|Cooperative Classification||Y10T29/49117, Y10T29/49002, B64C2230/12, B64C23/005, Y02T70/121, Y02T70/123, Y02T50/166|
|Sep 11, 1998||AS||Assignment|
Owner name: GENERAL ATOMICS, CALIFORNIA
Free format text: ASSIGNMENT OF ASSIGNORS INTEREST;ASSIGNORS:TSUNODA, STANLEY I.;BOHANON, THOMAS M.;HORNER, MERVYN H.;AND OTHERS;REEL/FRAME:009451/0268;SIGNING DATES FROM 19980619 TO 19980903
|Sep 30, 2004||FPAY||Fee payment|

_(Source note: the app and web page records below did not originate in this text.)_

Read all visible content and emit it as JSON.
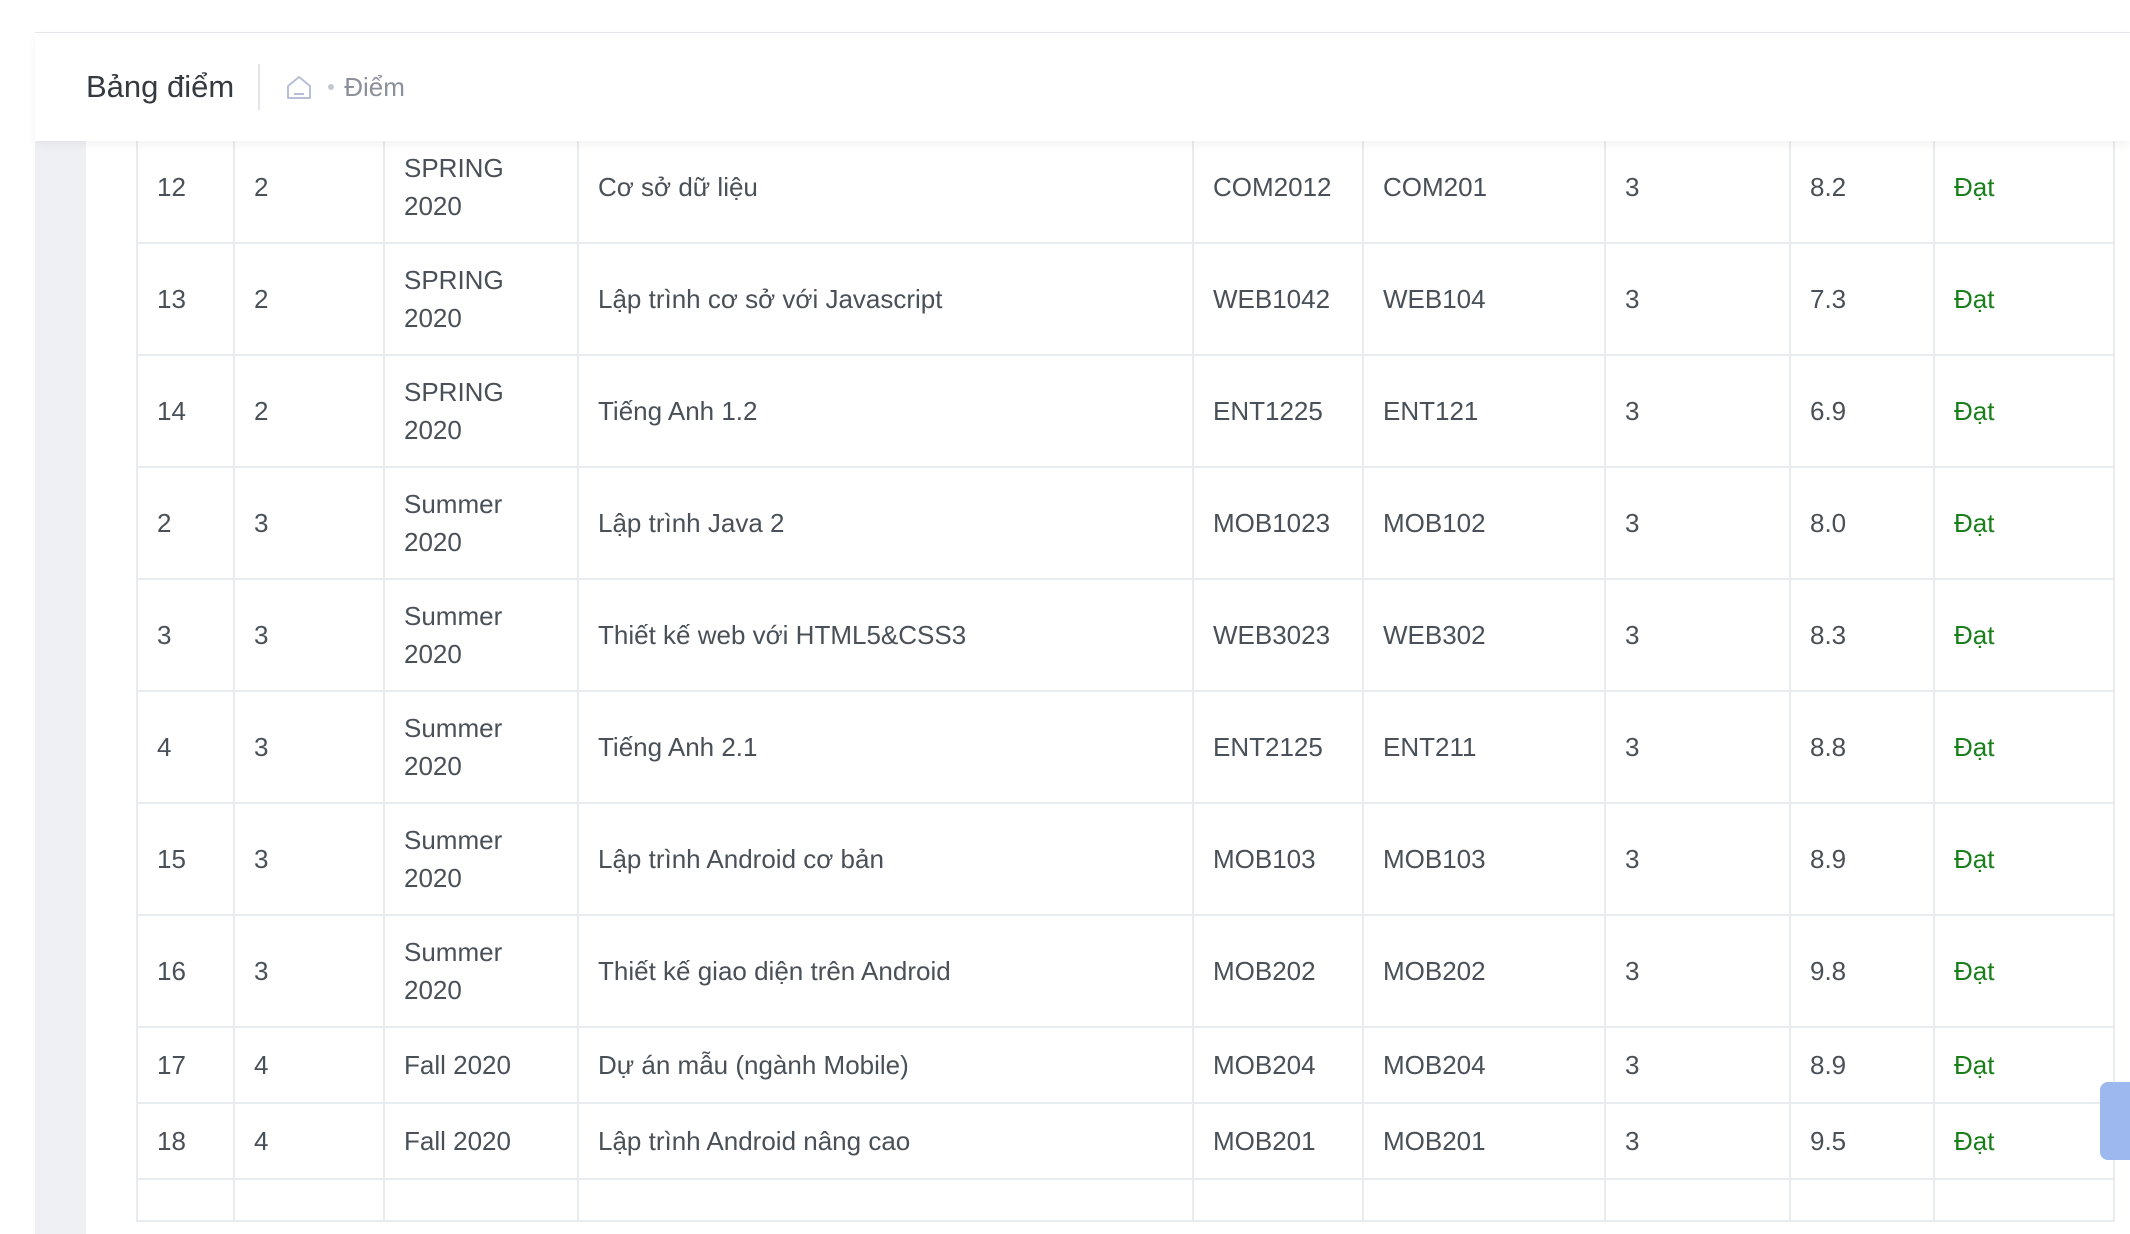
{
  "header": {
    "title": "Bảng điểm",
    "breadcrumb": [
      "Điểm"
    ]
  },
  "table": {
    "rows": [
      {
        "stt": "12",
        "ky": "2",
        "hoc_ky": "SPRING 2020",
        "mon": "Cơ sở dữ liệu",
        "ma_mon": "COM2012",
        "ma_chuyen_doi": "COM201",
        "tin_chi": "3",
        "diem": "8.2",
        "trang_thai": "Đạt"
      },
      {
        "stt": "13",
        "ky": "2",
        "hoc_ky": "SPRING 2020",
        "mon": "Lập trình cơ sở với Javascript",
        "ma_mon": "WEB1042",
        "ma_chuyen_doi": "WEB104",
        "tin_chi": "3",
        "diem": "7.3",
        "trang_thai": "Đạt"
      },
      {
        "stt": "14",
        "ky": "2",
        "hoc_ky": "SPRING 2020",
        "mon": "Tiếng Anh 1.2",
        "ma_mon": "ENT1225",
        "ma_chuyen_doi": "ENT121",
        "tin_chi": "3",
        "diem": "6.9",
        "trang_thai": "Đạt"
      },
      {
        "stt": "2",
        "ky": "3",
        "hoc_ky": "Summer 2020",
        "mon": "Lập trình Java 2",
        "ma_mon": "MOB1023",
        "ma_chuyen_doi": "MOB102",
        "tin_chi": "3",
        "diem": "8.0",
        "trang_thai": "Đạt"
      },
      {
        "stt": "3",
        "ky": "3",
        "hoc_ky": "Summer 2020",
        "mon": "Thiết kế web với HTML5&CSS3",
        "ma_mon": "WEB3023",
        "ma_chuyen_doi": "WEB302",
        "tin_chi": "3",
        "diem": "8.3",
        "trang_thai": "Đạt"
      },
      {
        "stt": "4",
        "ky": "3",
        "hoc_ky": "Summer 2020",
        "mon": "Tiếng Anh 2.1",
        "ma_mon": "ENT2125",
        "ma_chuyen_doi": "ENT211",
        "tin_chi": "3",
        "diem": "8.8",
        "trang_thai": "Đạt"
      },
      {
        "stt": "15",
        "ky": "3",
        "hoc_ky": "Summer 2020",
        "mon": "Lập trình Android cơ bản",
        "ma_mon": "MOB103",
        "ma_chuyen_doi": "MOB103",
        "tin_chi": "3",
        "diem": "8.9",
        "trang_thai": "Đạt"
      },
      {
        "stt": "16",
        "ky": "3",
        "hoc_ky": "Summer 2020",
        "mon": "Thiết kế giao diện trên Android",
        "ma_mon": "MOB202",
        "ma_chuyen_doi": "MOB202",
        "tin_chi": "3",
        "diem": "9.8",
        "trang_thai": "Đạt"
      },
      {
        "stt": "17",
        "ky": "4",
        "hoc_ky": "Fall 2020",
        "mon": "Dự án mẫu (ngành Mobile)",
        "ma_mon": "MOB204",
        "ma_chuyen_doi": "MOB204",
        "tin_chi": "3",
        "diem": "8.9",
        "trang_thai": "Đạt"
      },
      {
        "stt": "18",
        "ky": "4",
        "hoc_ky": "Fall 2020",
        "mon": "Lập trình Android nâng cao",
        "ma_mon": "MOB201",
        "ma_chuyen_doi": "MOB201",
        "tin_chi": "3",
        "diem": "9.5",
        "trang_thai": "Đạt"
      }
    ]
  },
  "colors": {
    "status_pass": "#1a7f1a",
    "page_background": "#eff0f4",
    "border": "#e9ecef"
  },
  "icons": {
    "home": "home-icon"
  }
}
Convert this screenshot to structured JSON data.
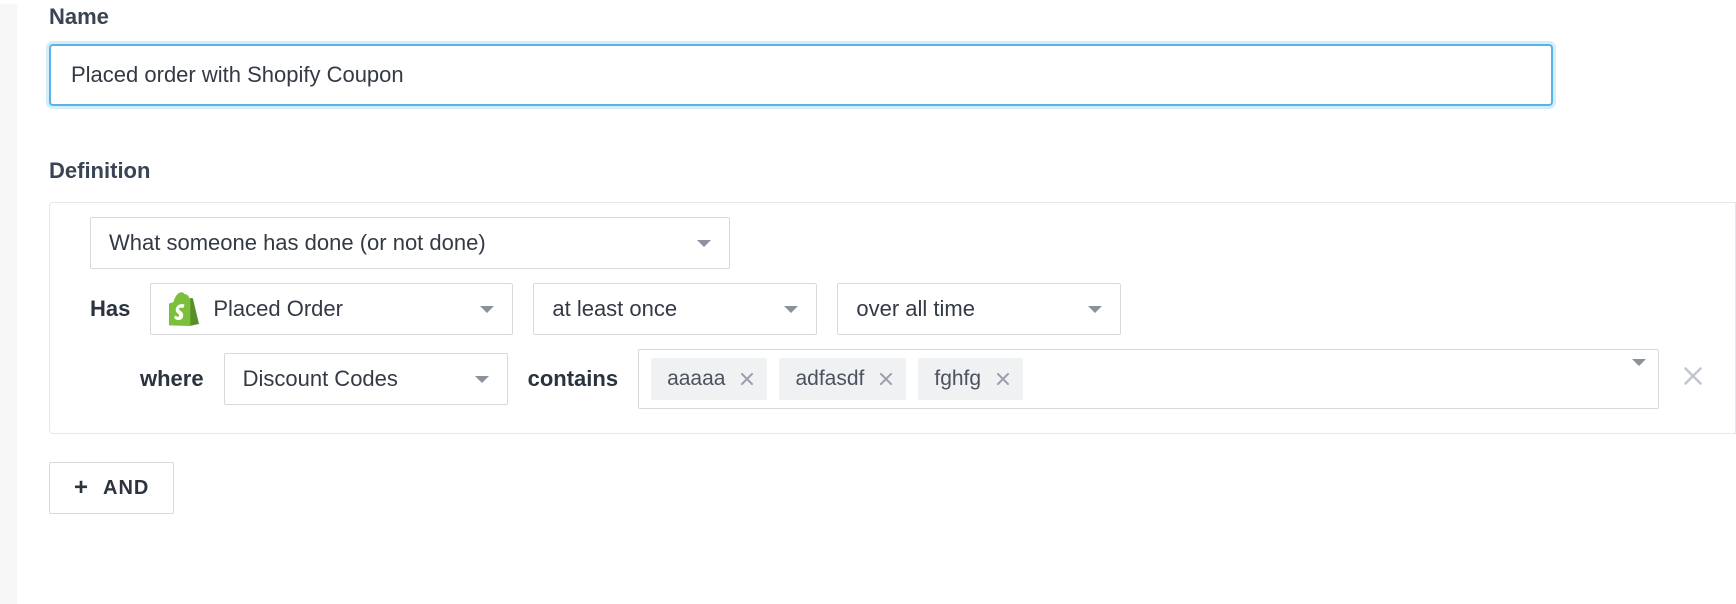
{
  "labels": {
    "name": "Name",
    "definition": "Definition"
  },
  "name_value": "Placed order with Shopify Coupon",
  "definition": {
    "condition_type": "What someone has done (or not done)",
    "has_label": "Has",
    "event": "Placed Order",
    "frequency": "at least once",
    "timeframe": "over all time",
    "where_label": "where",
    "property": "Discount Codes",
    "operator": "contains",
    "values": [
      "aaaaa",
      "adfasdf",
      "fghfg"
    ]
  },
  "and_button_label": "AND"
}
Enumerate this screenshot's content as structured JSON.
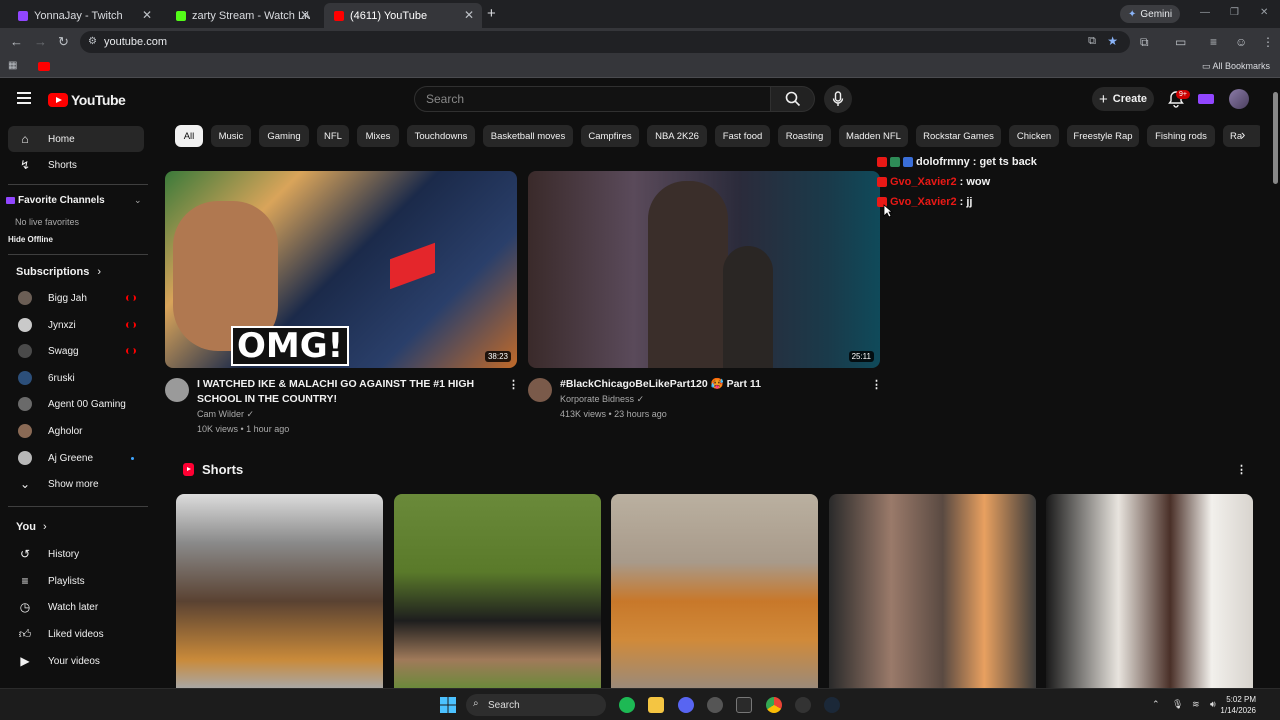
{
  "browser": {
    "tabs": [
      {
        "label": "YonnaJay - Twitch",
        "active": false
      },
      {
        "label": "zarty Stream - Watch Live on Ki",
        "active": false
      },
      {
        "label": "(4611) YouTube",
        "active": true
      }
    ],
    "new_tab": "+",
    "gemini_label": "Gemini",
    "url": "youtube.com",
    "all_bookmarks": "All Bookmarks"
  },
  "header": {
    "logo_text": "YouTube",
    "search_placeholder": "Search",
    "create_label": "Create",
    "notification_count": "9+"
  },
  "sidebar": {
    "main": [
      {
        "label": "Home",
        "icon": "home-icon",
        "active": true
      },
      {
        "label": "Shorts",
        "icon": "shorts-icon",
        "active": false
      }
    ],
    "favorite_channels": {
      "title": "Favorite Channels",
      "empty_text": "No live favorites",
      "hide_offline": "Hide Offline"
    },
    "subscriptions_title": "Subscriptions",
    "subscriptions": [
      {
        "label": "Bigg Jah",
        "indicator": "live",
        "color": "#6b5e55"
      },
      {
        "label": "Jynxzi",
        "indicator": "live",
        "color": "#c9c9c9"
      },
      {
        "label": "Swagg",
        "indicator": "live",
        "color": "#4a4a4a"
      },
      {
        "label": "6ruski",
        "indicator": "none",
        "color": "#2c4f7a"
      },
      {
        "label": "Agent 00 Gaming",
        "indicator": "none",
        "color": "#6a6a6a"
      },
      {
        "label": "Agholor",
        "indicator": "none",
        "color": "#8a6a55"
      },
      {
        "label": "Aj Greene",
        "indicator": "new",
        "color": "#b8b8b8"
      }
    ],
    "show_more": "Show more",
    "you_title": "You",
    "you_items": [
      {
        "label": "History",
        "icon": "history-icon"
      },
      {
        "label": "Playlists",
        "icon": "playlists-icon"
      },
      {
        "label": "Watch later",
        "icon": "watch-later-icon"
      },
      {
        "label": "Liked videos",
        "icon": "liked-videos-icon"
      },
      {
        "label": "Your videos",
        "icon": "your-videos-icon"
      }
    ]
  },
  "chips": [
    "All",
    "Music",
    "Gaming",
    "NFL",
    "Mixes",
    "Touchdowns",
    "Basketball moves",
    "Campfires",
    "NBA 2K26",
    "Fast food",
    "Roasting",
    "Madden NFL",
    "Rockstar Games",
    "Chicken",
    "Freestyle Rap",
    "Fishing rods",
    "Ra"
  ],
  "videos": [
    {
      "title_line1": "I WATCHED IKE & MALACHI GO AGAINST THE #1 HIGH",
      "title_line2": "SCHOOL IN THE COUNTRY!",
      "channel": "Cam Wilder",
      "meta": "10K views • 1 hour ago",
      "duration": "38:23",
      "thumb_text": "OMG!"
    },
    {
      "title_line1": "#BlackChicagoBeLikePart120 🥵 Part 11",
      "title_line2": "",
      "channel": "Korporate Bidness",
      "meta": "413K views • 23 hours ago",
      "duration": "25:11",
      "thumb_text": ""
    }
  ],
  "chat": [
    {
      "user": "dolofrmny",
      "message": "get ts back",
      "user_color": "#f1f1f1"
    },
    {
      "user": "Gvo_Xavier2",
      "message": "wow",
      "user_color": "#e91916"
    },
    {
      "user": "Gvo_Xavier2",
      "message": "jj",
      "user_color": "#e91916"
    }
  ],
  "shorts_title": "Shorts",
  "taskbar": {
    "search_label": "Search",
    "time": "5:02 PM",
    "date": "1/14/2026"
  },
  "colors": {
    "background": "#0f0f0f",
    "accent": "#ff0000",
    "chip_bg": "#272727"
  }
}
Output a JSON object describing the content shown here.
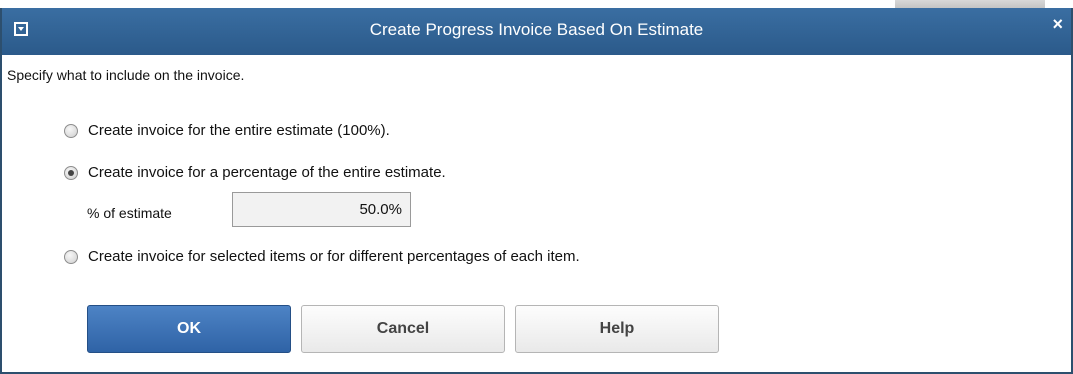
{
  "dialog": {
    "title": "Create Progress Invoice Based On Estimate",
    "close_label": "×",
    "instruction": "Specify what to include on the invoice."
  },
  "options": [
    {
      "label": "Create invoice for the entire estimate (100%).",
      "checked": false
    },
    {
      "label": "Create invoice for a percentage of the entire estimate.",
      "checked": true
    },
    {
      "label": "Create invoice for selected items or for different percentages of each item.",
      "checked": false
    }
  ],
  "percent": {
    "label": "% of estimate",
    "value": "50.0%"
  },
  "buttons": {
    "ok": "OK",
    "cancel": "Cancel",
    "help": "Help"
  },
  "colors": {
    "titlebar": "#2f6193",
    "ok_button": "#3a6fb3"
  }
}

Year of fee payment: 4
|Nov 3, 2008||REMI||Maintenance fee reminder mailed|
|Apr 24, 2009||LAPS||Lapse for failure to pay maintenance fees|
|Jun 16, 2009||FP||Expired due to failure to pay maintenance fee|
Effective date: 20090424